[Data to process — start]

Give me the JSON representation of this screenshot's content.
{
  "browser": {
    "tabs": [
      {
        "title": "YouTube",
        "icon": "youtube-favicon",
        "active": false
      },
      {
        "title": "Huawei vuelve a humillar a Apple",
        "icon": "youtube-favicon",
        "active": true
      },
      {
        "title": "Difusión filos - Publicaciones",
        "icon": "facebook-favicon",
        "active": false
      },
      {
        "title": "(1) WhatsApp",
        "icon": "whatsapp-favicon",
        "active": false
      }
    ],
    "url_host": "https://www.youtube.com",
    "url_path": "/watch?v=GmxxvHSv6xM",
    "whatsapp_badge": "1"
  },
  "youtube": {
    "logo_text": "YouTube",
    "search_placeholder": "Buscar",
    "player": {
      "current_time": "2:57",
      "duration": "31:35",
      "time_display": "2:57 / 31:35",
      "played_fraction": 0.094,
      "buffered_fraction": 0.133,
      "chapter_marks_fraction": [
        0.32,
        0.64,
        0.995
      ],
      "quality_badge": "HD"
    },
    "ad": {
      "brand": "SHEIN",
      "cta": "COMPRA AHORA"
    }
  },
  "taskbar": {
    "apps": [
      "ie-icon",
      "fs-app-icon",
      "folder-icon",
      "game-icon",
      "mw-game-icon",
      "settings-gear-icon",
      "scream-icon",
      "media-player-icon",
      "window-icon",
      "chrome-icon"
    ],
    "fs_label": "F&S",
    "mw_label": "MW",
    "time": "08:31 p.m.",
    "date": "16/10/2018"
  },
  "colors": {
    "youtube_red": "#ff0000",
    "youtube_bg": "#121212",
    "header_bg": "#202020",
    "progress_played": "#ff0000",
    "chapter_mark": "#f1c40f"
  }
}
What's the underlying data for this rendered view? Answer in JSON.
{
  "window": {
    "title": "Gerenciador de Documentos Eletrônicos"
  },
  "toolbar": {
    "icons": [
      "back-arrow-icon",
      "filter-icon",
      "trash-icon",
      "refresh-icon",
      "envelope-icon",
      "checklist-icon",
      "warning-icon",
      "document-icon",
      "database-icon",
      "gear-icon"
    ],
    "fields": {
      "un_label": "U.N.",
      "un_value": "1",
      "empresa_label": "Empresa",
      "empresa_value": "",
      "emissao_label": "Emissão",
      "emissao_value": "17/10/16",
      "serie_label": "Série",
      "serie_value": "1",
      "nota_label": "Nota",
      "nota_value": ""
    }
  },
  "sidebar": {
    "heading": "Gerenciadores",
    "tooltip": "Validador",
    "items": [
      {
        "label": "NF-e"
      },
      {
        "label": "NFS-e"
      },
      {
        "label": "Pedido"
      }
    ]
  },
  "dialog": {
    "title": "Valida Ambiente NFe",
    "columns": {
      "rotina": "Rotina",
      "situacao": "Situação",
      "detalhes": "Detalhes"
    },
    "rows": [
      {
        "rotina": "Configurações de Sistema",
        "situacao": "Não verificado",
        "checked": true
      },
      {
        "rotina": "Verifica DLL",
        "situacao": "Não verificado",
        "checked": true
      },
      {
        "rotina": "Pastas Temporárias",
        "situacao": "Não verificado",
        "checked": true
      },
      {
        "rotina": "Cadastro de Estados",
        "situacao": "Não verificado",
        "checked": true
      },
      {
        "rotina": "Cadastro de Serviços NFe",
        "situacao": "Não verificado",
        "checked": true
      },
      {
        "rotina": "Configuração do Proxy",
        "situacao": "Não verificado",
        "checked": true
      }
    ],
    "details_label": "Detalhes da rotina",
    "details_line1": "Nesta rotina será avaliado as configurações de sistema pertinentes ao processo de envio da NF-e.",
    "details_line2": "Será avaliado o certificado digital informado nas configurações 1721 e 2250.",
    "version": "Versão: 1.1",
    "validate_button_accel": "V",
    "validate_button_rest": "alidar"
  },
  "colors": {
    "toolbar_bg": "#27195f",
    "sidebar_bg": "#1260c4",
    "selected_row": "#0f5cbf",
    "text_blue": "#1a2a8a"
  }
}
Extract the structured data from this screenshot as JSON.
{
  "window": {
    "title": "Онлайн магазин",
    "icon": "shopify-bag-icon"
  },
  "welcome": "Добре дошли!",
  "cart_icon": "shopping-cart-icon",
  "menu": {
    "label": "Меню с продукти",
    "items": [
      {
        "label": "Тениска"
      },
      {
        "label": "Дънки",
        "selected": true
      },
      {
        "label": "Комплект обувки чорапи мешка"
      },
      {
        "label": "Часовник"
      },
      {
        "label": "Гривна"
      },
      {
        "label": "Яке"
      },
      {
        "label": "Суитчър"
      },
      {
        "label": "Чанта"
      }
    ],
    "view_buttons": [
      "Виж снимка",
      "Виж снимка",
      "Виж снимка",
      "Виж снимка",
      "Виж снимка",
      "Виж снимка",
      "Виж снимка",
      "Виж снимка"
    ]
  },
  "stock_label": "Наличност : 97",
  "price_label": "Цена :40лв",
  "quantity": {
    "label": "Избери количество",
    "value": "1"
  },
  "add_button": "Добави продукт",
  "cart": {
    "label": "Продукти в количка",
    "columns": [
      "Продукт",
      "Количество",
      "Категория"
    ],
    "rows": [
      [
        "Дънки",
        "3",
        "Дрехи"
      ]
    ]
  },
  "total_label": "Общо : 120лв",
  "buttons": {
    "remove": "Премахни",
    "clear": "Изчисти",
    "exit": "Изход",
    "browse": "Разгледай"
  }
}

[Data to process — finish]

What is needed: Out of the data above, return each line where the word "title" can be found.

Answer section:
        "title": "YouTube",
        "title": "Huawei vuelve a humillar a Apple",
        "title": "Difusión filos - Publicaciones",
        "title": "(1) WhatsApp",
    "title": "Gerenciador de Documentos Eletrônicos"
    "title": "Valida Ambiente NFe",
    "title": "Онлайн магазин",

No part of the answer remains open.